I rather liked its examples based approach, which very much suits the
way I learn. What do others think of it? Is there a book like it that
is better than it?
I already have the pickaxe book, Ruby for Rails and Rails Recipes, and
I am waiting for the AWDWR 2nd Ed.
You should know enough to be comfortable with some basic to
pre-intermediate stuff (in practice this means you don't need to refer
to the manual every 5 minutes if you write a bit more complicated stuff)
This should be acquired from Ruby for Rails (IMHO - there are lot of
other ways to begin, but for me this was the best)). If you need some
more, you should grab The Ruby Way and/or the Pickaxe, write a lot to
Once you are ready to roll your own project (which is IMHO the second
step after you have some knowledge under your belt), nothing beats the
Ruby Cookbook. I have done this myself recently. I had no idea about
documenting Ruby code, packaging the whole program into a gem, writing
unit tests (in Ruby) and automatizing these tasks (and a lot of other
things - not to mention I had no clue about Ruby-ish constructs and
idioms). However, with the Ruby Cookbook by my side, learning and
putting things into practice from writing the first line until packaging
the whole thing into a gem was a piece of cake. I have picked up a lot
of idiomatic thing as well - and I think the cookbook is the best stuff
Of course If you want to just code some smaller stuff and refer to the
cookbook sometimes, it is cool for that purpose too. It has all the
typical problems that a Ruby hacker encounters.
Conclusion: The Cookbook really shines if you are actually doing
something and would like to do it the Ruby way. Reading it from cover to
cover from the beginning might also work - never tried :)
p.s.: I will also send the full review once I am ready with it.
The Ruby Cookbook s a good book. I'm a fan of The Ruby Way (2nd Ed),
It'd be hard to go wrong with either of them though.
> I already have the pickaxe book, Ruby for Rails and Rails Recipes, and
> I am waiting for the AWDWR 2nd Ed.
> I rather liked its examples based approach, which very much suits the
> way I learn. What do others think of it? Is there a book like it that
> is better than it?
I've lost count of the times I've googled for ages for some ruby
trick and found it in the Cookbook in about 10 seconds. It's
brilliant, and the discussion sections always highlight something
useful. If you've got a bit of experience, it can pretty much
replace the reference section of the pickaxe.
I like it a lot. I'm quite new to object-orientated programming, and
many other concepts in general, and have found the combination of clear
Ruby syntax and the examples in the cookbook a good way to learn about,

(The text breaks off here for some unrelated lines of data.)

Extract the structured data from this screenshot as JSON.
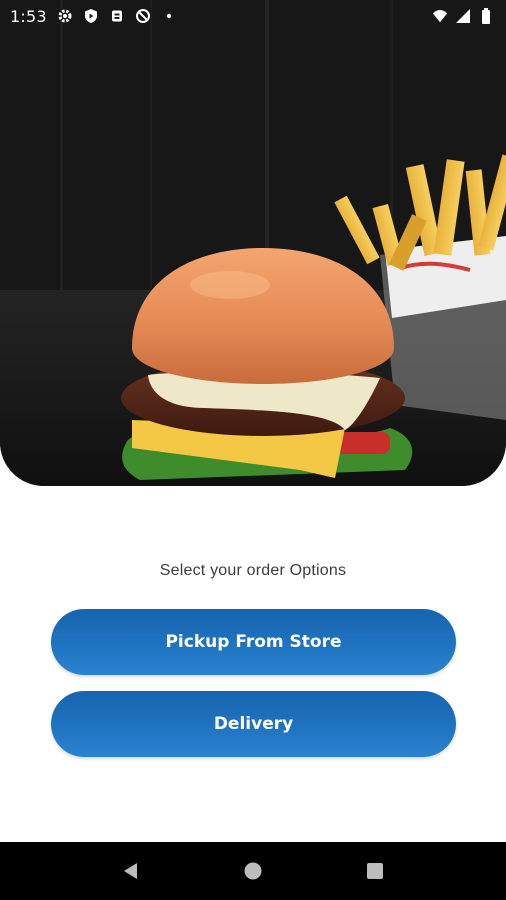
{
  "status_bar": {
    "time": "1:53",
    "icons_left": [
      "settings-icon",
      "play-protect-icon",
      "bug-report-icon",
      "no-sim-icon",
      "notification-dot-icon"
    ],
    "icons_right": [
      "wifi-icon",
      "signal-icon",
      "battery-icon"
    ]
  },
  "hero": {
    "image": "burger-and-fries-photo"
  },
  "main": {
    "prompt": "Select your order Options",
    "options": [
      {
        "label": "Pickup From Store"
      },
      {
        "label": "Delivery"
      }
    ]
  },
  "nav_bar": {
    "buttons": [
      "back-icon",
      "home-icon",
      "recents-icon"
    ]
  },
  "colors": {
    "button_top": "#1864ae",
    "button_bottom": "#2a83d1",
    "prompt_text": "#3d3d3d",
    "nav_background": "#000000"
  }
}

for example, Metaprogramming and distributed services. I can only
Posted via http://www.ruby-forum.com/.
I bought the Ruby Cookbook recently - see my blog post on it here -
http://jugad.livejournal.com/2006/11/12/ - and I think its really
Covers *lots* of recipes in different areas (the book is quite thick,
but not like some books which try to make up for quality by
The authors are Lucas Carlson and Leonard Richardson, both of whom have
done good Ruby work.
Dancing Bison Enterprises
you have nailed it right there. I am at the level where I know
enough, but need to get work done, and I find in general good comprehensive
examples for Ruby tasks to be rare enough when you need them.
Understanding comes with time, but plagiarism gets you up and
Anyway placed my order.
I am curious though, is the Rails Cookbook as good?
Here's another review you might find helpful:
I purchased both the Ruby Cookbook as well as The Ruby Way (2nd Ed).
Both are pretty similar in style, but I preferred the former. The
examples seemed to be more interesting to me. That said, if your
still learning ruby, the examples in the latter may be more useful, as
they seem to map more directly to actual language features.
Like Pat said, I don't think you'd go wrong with either one.